The sun’s rays stream into the room, illuminating the cymbals. They have become blurry, golden stars in Emory’s hand. Her tallit floats over her shoulders and arms. She is awash in light.
When I first saw that photograph, I turned to my husband, Ralf.
“Honey,” I said, “I need to show you a picture.”
“Beautiful,” he said. “That’s beautiful.”
“I’m giving it a name,” I added. “Emory aglow.”
Emory and Bryston were bar and bat mitzvahed on October 20. The week before, a woman was arrested at the Western Wall for chanting the Shema while wearing a tallit.
That woman was Anat Hoffman, a leader of the Women of the Wall, an organization that has striven, for almost three decades, to get the Israeli government to realize that the Wall should be open to prayer on terms that are not solely defined by Orthodox Judaism.
Currently, women are not allowed to pray at the Wall while wearing a tallit or tefillen. They may not read aloud from Torah.
Hoffman wants Israel’s courts to allow her group to pray for one hour per month at the Wall. She would like for the Wall’s council to allow some time for prayers without a mechitza – the divider separating women and men.
She’s not asking for much.
Hoffman has been detained by police before. This time she was arrested. According to Hoffman, she was strip searched, her legs were chained together, and she was dragged across the floor of a police station before being imprisoned overnight in a cell without a bed. She lay, she says, only in her tallit.
Imagine that somewhere else in the world, somewhere outside Israel, a Jewish woman was arrested for chanting the Shema and wearing a tallit. What images would be evoked? What memories? What ancient anguish?
The morning of Bryston and Emory’s bar and bat mitzvah arrived. Emory’s tallit was made of many brilliant colors. It was a tallit of planets and stars. We wrapped her in the universe.
She was radiant.
For years I have encouraged the women of our congregation to wear tallitot and kippot. Imagine yourselves enclosed God’s wings when you bring it over your shoulders, I would tell them. Let a beautiful kippah be God’s blessing on your head.
My generation was born in the “look, but don’t touch” Jewish world. We were to watch men praying, cloaked in their tallitot. Men shook the lulav. Men gave the sermons. Men led prayers.
But Jewish women have, in recent decades, insisted on their right to reach for Jewish learning and practice that unnecessarily – even cruelly – excluded them for hundreds of years. We want to sing and chant and pray fearlessly. We want to acknowledge the Mother Lodes in our tradition and honor them without fear.

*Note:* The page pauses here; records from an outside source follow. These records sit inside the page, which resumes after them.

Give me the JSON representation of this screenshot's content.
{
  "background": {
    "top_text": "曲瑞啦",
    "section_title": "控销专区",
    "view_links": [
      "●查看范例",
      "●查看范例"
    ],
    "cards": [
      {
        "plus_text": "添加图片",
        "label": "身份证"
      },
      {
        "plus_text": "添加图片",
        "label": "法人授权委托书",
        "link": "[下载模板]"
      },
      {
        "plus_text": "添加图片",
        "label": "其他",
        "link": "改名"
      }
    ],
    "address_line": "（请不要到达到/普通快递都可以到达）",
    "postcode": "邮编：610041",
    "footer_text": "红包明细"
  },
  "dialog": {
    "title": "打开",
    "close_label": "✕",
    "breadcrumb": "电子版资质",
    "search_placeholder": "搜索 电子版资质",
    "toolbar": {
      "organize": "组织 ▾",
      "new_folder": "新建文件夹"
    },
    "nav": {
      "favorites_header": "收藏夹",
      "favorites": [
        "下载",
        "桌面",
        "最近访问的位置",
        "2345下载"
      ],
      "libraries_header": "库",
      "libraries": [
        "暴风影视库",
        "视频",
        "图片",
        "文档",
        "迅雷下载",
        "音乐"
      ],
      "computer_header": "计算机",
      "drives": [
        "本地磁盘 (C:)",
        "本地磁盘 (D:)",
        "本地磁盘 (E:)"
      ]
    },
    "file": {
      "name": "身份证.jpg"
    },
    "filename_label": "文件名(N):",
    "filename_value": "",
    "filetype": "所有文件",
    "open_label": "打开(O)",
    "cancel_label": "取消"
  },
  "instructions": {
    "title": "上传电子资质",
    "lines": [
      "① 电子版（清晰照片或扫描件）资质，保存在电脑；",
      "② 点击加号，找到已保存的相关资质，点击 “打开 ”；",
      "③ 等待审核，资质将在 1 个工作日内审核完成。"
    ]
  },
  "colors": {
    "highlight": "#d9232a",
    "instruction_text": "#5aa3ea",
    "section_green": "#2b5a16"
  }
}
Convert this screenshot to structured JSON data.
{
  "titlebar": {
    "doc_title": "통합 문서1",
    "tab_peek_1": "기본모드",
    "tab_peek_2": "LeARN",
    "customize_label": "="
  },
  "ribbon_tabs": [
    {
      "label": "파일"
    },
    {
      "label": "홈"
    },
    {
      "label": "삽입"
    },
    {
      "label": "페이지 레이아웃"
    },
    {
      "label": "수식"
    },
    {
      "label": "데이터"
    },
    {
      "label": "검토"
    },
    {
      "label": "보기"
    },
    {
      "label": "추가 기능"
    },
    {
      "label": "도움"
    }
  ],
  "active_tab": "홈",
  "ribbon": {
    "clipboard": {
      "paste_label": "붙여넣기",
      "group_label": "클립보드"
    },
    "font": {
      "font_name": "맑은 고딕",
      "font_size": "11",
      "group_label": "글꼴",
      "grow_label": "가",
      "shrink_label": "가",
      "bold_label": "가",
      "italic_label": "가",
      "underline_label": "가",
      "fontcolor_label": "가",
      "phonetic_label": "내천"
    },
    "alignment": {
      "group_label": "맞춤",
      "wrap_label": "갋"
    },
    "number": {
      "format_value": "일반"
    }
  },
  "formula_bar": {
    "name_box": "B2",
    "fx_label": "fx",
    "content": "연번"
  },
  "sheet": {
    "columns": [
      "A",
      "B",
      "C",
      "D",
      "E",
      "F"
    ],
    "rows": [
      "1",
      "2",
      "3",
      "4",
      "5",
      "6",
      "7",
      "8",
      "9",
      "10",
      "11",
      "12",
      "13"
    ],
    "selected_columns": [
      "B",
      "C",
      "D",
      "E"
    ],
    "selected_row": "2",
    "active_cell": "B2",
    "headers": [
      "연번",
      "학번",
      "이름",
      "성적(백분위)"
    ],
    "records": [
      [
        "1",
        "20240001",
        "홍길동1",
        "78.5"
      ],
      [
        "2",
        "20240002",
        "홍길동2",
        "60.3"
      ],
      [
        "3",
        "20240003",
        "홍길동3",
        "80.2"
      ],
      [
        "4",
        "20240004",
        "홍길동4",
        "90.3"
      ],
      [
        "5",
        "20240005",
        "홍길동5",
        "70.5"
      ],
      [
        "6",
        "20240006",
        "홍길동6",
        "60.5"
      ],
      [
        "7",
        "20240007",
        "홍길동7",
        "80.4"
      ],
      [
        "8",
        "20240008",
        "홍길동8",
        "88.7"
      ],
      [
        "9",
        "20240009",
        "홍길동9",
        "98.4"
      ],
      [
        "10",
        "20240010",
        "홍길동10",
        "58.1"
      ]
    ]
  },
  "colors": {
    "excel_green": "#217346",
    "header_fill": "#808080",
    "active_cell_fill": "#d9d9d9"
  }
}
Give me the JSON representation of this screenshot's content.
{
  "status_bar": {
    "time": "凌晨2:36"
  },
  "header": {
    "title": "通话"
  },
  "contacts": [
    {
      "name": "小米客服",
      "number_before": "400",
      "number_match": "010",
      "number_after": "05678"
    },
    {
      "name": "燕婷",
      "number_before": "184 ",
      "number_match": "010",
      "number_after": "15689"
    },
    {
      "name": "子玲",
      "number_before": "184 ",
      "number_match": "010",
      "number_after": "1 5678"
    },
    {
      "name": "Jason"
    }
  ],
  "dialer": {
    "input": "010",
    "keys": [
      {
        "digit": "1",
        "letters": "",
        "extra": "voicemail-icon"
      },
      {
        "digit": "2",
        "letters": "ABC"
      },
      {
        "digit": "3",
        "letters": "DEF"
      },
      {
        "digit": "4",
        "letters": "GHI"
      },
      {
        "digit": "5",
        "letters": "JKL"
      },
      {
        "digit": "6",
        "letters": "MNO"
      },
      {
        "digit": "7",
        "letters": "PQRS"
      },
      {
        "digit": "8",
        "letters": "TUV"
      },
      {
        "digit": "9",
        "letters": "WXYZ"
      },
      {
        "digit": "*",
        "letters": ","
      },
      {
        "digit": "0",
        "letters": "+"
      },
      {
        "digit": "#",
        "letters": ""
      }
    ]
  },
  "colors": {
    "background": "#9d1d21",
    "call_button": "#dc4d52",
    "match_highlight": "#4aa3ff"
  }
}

We have gained much – especially in this country. We have much yet to gain – here and elsewhere.
At the beginning of our Shabbat service, after we had celebrated coming together by singing joyous opening prayers, I asked Emory to stand and turn in front of her congregation and guests. I asked everyone to look at her in her tallit.
Then, I asked everyone to pray with me.
May all our daughters experience no restraints, but only joy from their tradition. May they immerse themselves in love of Torah. May all women have the right – no matter their faith tradition – to pray and to learn and to speak freely.
May we all be so aglow.